father, to raise funds for cancer research
Wednesday, July 02, 2014 2:57 AM
July is a month of celebration. One of the biggest holidays in America, the Fourth of July opens out the month. People travel all over the country to attend family reunions. Firework displays may leave a person shaking or half deaf from the sound and appreciating the brilliant colors and patterns lighting up the night sky. That is fitting the day celebrating the signing of the Declaration of Independence in 1776.
The Major Heroes team from Preston rallies to support Eugene Majors, a cancer survivor, and raise money for cancer research at the Relay For Life taking place in Harmony on July 11. SUBMITTED PHOTO
But there is a celebration laced with urgency that people of this day may feel closer to and which may have deeper meaning to them than something that happened 238 years ago. This is the Relay For Life.
This year, the Relay for Life arrives just a week after Independence Day, on Friday, July 11. The event, which celebrates the cancer survivors, remembers those lost to cancer and fights back against the disease through fundraising, is set to be held at the Harmony Community Center with the tea beginning at 4 p.m. and activities continuing through the night and into the early morning hours.
Cancer is all around. It comes in so many different places, types and forms. Pretty much every person has run across it in friends, family or themselves. And they are all eager to find an ultimate cure for the harrowing disease.
The Relay For Life gives people the chance to demonstrate their support and raise money to create the possibility of a cure.
Currently, there are 29 teams signed up to be a part of the event including 307 participants, according to the Fillmore County Relay For Life site.
One team, Major Heroes headed by Marilyn Schreier, has been together for several years, making this year's Relay its fourth year.
"I started in the Relay For Life four years ago as a part of the Ramblin' Rosebud's team. After I got involved in the team, I said I should get together my own team," Schreier commented.
And she did. She formed a team with several friends and family members and now her team consists of 13 people. The reason she got involved with Relay For Life is simple. Her family was greatly affected by cancer.
"I Relay for my mom who died from kidney and colon cancer. I also lost a sister-in-law to cancer. My dad is a cancer survivor. The team members also have friends and family affected," she stated.
Not all of the team members even live in the area. Her sister comes to Fillmore County to participate in the Relay for Life as a part of the team to support her father and celebrate his triumph over cancer as he walks the survivor lap.
In the past, Major Heroes has been one of the top teams earning money. Some of their fundraisers involved selling fruit pizza and caramel apples.

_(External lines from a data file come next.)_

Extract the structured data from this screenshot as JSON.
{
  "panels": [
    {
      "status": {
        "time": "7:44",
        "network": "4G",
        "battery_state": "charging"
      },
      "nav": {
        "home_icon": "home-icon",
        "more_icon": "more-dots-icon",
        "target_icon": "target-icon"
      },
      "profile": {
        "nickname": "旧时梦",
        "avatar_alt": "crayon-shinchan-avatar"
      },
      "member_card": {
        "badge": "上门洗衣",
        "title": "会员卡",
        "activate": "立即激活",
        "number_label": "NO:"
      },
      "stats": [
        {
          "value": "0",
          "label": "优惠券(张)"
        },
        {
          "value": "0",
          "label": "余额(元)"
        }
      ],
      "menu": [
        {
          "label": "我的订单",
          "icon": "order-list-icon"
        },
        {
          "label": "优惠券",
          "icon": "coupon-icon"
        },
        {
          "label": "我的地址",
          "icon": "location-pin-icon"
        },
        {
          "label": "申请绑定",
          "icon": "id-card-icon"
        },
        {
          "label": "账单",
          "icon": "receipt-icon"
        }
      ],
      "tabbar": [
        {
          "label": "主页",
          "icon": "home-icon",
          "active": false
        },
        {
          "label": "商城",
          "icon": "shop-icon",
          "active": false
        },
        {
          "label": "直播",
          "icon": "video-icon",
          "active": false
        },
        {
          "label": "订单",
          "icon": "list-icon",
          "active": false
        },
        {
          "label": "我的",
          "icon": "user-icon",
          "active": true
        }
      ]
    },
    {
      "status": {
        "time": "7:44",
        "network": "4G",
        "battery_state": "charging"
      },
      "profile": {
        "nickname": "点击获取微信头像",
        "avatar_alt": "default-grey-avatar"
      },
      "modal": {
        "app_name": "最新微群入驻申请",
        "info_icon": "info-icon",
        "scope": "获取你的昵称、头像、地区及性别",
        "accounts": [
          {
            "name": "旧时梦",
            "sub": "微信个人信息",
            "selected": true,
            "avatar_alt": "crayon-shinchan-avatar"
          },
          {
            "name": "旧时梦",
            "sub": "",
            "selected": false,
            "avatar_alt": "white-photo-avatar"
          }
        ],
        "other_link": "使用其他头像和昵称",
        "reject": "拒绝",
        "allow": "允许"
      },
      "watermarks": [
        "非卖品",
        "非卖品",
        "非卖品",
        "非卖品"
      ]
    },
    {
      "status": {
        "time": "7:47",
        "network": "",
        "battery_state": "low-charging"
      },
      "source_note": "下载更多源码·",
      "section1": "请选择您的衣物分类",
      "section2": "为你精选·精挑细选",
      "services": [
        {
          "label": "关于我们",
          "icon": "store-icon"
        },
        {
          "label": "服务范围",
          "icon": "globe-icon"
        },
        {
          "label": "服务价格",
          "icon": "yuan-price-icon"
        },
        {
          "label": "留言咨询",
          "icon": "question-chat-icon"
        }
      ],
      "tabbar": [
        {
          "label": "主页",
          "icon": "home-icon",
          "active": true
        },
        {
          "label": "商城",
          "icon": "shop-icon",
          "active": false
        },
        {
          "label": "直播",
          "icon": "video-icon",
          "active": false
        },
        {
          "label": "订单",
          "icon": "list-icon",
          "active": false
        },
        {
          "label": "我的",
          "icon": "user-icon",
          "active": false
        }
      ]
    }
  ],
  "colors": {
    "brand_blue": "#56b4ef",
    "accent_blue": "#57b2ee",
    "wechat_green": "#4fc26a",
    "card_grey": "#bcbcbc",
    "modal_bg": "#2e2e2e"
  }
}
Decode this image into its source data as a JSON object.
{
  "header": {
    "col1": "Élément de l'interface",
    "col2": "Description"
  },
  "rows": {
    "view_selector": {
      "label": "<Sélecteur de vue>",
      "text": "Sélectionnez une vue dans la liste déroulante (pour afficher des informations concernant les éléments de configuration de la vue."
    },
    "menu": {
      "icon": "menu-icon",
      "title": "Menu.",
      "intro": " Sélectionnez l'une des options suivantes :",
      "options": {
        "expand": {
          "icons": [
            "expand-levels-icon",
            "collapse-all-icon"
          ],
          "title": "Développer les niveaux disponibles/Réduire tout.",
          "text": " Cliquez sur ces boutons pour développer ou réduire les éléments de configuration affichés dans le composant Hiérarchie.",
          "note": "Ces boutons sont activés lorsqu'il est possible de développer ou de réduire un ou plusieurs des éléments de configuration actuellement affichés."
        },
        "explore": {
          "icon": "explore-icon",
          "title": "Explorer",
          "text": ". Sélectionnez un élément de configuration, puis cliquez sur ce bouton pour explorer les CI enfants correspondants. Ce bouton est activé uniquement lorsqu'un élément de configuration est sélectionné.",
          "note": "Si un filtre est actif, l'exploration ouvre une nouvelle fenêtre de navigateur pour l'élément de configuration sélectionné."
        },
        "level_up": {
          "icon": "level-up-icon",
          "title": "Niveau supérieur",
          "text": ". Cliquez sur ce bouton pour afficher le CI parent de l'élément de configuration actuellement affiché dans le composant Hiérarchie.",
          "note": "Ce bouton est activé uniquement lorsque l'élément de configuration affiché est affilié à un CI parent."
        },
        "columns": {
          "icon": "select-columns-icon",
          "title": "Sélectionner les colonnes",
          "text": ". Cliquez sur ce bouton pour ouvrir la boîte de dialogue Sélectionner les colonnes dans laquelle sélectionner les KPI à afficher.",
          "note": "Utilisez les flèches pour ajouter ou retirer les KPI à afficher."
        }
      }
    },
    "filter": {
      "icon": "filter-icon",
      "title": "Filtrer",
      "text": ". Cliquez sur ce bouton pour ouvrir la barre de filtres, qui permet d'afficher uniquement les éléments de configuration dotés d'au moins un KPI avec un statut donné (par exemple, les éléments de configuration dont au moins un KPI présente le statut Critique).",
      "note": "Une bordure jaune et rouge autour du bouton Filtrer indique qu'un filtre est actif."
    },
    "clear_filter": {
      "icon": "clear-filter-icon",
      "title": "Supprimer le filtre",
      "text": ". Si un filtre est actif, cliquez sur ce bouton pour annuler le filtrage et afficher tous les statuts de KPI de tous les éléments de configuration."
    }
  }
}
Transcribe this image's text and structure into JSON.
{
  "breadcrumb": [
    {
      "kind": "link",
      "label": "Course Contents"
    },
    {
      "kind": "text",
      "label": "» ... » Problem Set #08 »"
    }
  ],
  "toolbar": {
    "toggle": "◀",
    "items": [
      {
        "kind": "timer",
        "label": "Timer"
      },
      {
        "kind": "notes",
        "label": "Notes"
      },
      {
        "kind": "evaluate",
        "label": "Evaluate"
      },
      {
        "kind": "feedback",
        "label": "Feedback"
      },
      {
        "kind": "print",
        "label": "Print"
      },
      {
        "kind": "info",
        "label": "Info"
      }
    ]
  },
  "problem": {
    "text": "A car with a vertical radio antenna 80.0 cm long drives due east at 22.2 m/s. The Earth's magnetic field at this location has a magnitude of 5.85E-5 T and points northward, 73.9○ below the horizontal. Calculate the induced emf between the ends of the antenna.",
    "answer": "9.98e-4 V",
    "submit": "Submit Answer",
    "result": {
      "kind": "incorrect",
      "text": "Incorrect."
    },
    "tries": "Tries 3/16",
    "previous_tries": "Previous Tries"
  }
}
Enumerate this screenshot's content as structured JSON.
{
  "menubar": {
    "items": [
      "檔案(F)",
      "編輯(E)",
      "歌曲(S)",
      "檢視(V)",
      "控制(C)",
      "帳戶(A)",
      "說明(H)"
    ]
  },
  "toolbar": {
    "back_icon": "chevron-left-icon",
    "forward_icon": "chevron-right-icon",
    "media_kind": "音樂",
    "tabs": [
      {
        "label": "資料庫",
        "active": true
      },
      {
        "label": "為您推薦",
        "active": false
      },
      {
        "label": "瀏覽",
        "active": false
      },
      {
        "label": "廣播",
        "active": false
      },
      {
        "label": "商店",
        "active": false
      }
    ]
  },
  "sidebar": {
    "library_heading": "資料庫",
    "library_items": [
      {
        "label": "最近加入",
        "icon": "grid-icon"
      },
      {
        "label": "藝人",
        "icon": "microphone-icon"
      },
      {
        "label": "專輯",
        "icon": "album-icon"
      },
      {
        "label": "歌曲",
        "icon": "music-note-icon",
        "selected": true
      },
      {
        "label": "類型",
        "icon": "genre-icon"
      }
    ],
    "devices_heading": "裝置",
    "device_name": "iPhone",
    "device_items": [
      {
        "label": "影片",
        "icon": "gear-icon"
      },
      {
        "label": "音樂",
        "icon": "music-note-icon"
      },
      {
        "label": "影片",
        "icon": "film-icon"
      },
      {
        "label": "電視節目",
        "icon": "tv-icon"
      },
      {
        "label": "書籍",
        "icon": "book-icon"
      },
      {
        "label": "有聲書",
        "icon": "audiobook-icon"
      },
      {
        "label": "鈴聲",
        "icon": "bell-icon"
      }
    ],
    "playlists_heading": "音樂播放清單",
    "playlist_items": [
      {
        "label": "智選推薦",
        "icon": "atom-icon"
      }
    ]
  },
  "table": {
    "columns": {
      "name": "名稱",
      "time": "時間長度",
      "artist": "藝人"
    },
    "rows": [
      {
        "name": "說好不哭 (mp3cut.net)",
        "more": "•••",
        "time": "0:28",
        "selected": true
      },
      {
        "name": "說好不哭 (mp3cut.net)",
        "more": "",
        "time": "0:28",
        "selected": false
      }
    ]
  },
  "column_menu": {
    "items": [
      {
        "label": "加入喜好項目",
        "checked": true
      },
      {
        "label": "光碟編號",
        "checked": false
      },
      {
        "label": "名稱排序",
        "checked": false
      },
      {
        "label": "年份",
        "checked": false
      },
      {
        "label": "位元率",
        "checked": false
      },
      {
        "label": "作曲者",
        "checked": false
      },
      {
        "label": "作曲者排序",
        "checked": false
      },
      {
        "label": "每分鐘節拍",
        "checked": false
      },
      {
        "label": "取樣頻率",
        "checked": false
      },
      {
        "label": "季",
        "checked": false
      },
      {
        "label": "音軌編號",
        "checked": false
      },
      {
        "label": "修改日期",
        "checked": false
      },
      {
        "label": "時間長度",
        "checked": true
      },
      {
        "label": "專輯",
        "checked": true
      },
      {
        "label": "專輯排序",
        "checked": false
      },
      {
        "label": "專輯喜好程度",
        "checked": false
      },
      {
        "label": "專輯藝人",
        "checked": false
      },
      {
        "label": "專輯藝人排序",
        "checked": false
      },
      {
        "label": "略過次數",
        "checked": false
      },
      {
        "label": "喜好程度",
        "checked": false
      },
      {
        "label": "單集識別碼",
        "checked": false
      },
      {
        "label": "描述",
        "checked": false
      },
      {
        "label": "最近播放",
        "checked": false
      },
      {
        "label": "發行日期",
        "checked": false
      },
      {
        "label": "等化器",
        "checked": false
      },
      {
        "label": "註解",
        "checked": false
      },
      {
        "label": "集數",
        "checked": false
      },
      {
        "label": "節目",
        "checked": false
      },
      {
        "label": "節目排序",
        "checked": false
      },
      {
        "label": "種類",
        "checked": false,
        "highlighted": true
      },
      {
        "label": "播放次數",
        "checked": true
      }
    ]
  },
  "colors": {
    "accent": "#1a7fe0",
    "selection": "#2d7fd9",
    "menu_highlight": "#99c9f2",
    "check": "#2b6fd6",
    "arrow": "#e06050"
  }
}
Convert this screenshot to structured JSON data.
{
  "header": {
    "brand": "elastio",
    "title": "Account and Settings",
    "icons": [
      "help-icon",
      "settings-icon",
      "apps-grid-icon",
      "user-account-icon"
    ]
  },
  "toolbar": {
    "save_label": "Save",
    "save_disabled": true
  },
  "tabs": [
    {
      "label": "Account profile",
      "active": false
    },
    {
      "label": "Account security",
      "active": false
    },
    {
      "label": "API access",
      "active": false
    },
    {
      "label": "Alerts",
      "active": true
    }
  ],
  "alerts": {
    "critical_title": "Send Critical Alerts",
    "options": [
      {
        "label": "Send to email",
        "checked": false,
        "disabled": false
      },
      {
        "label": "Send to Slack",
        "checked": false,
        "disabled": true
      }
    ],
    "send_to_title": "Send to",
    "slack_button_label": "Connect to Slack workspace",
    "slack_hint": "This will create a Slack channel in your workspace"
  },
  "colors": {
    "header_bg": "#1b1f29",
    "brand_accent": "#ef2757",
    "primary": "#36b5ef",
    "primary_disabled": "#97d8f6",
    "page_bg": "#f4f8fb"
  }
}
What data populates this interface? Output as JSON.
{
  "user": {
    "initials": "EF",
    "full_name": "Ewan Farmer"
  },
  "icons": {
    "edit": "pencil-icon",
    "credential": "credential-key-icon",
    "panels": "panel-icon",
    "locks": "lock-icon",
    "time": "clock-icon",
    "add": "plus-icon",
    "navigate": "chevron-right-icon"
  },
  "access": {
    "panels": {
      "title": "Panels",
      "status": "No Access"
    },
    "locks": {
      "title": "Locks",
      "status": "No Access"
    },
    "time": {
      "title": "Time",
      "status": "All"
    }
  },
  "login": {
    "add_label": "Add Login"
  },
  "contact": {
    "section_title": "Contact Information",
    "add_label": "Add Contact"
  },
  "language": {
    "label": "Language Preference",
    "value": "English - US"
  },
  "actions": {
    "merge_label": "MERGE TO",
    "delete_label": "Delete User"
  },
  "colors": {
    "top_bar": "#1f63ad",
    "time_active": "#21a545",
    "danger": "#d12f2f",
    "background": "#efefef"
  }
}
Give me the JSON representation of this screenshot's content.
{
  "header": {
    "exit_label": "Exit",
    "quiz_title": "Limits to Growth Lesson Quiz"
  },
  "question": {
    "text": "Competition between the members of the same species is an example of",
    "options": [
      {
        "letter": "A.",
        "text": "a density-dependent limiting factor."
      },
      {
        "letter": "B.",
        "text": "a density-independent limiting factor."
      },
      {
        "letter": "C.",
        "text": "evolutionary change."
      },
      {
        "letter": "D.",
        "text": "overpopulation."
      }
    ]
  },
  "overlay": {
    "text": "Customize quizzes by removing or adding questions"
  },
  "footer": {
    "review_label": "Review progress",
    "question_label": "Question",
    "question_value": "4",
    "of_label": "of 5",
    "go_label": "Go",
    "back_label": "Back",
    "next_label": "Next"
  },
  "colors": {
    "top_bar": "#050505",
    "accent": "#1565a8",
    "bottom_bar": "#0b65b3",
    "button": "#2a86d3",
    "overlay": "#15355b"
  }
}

"We sold different breakfast things in the past. Last year we also sold a bead for every lap a person walked to help with the fundraiser," Schreier noted.
This year is a little different for the Major Heroes team, however. Due to some health issues of her own, Schreier's team will not be doing as much this year.
"I'm the instigator of our team. If I don't do it, it won't be done. And I just can't function without a good sleep anymore," she shared.
Even if her team may not be able to be a part of spearheading the fundraising this year, Schreier and her team have been very instrumental in previous years partly because of their fundraising. And Schreier herself has been a leader in the Relay For Life in the past.
"I was asked to be on the committee for the Relay For Life when it rotated to Preston a few years ago," she said.
Still, the team will be supporting the Relay and doing some fundraising.
"We have been asked to serve a dinner. We will also be selling luminaries for people to purchase in memory of someone or in honor of someone still alive, and we will be putting up posters for the event," she listed.
As darkness invades on the day of the Relay event, hundreds of lighted luminaries will shine the way for walkers, each representing those affected by cancer in some way. But one other action will make the Relay even more special.
For several years, participants in the Relay have been able to write and send messages to friends and loved ones who died because of cancer. In a special Balloons to Heaven event, individuals can purchase helium-filled balloons and decorate them with graphics or personal messages to their loved ones.
"When I first saw the messages and balloons going up, it was very touching to see," Schreier described.
Cancer is very real and too many people have experienced the heartache and trials that accompany the disease. But there are also many people dedicated to finding a cure for cancer in some way, whether it be through raising money or research.
"If I can raise money for research, hopefully someday no one will get it. And though we won't be doing as much this year, we will support everyone who has had cancer and support the research so everyone could have more birthdays," Schreier concluded.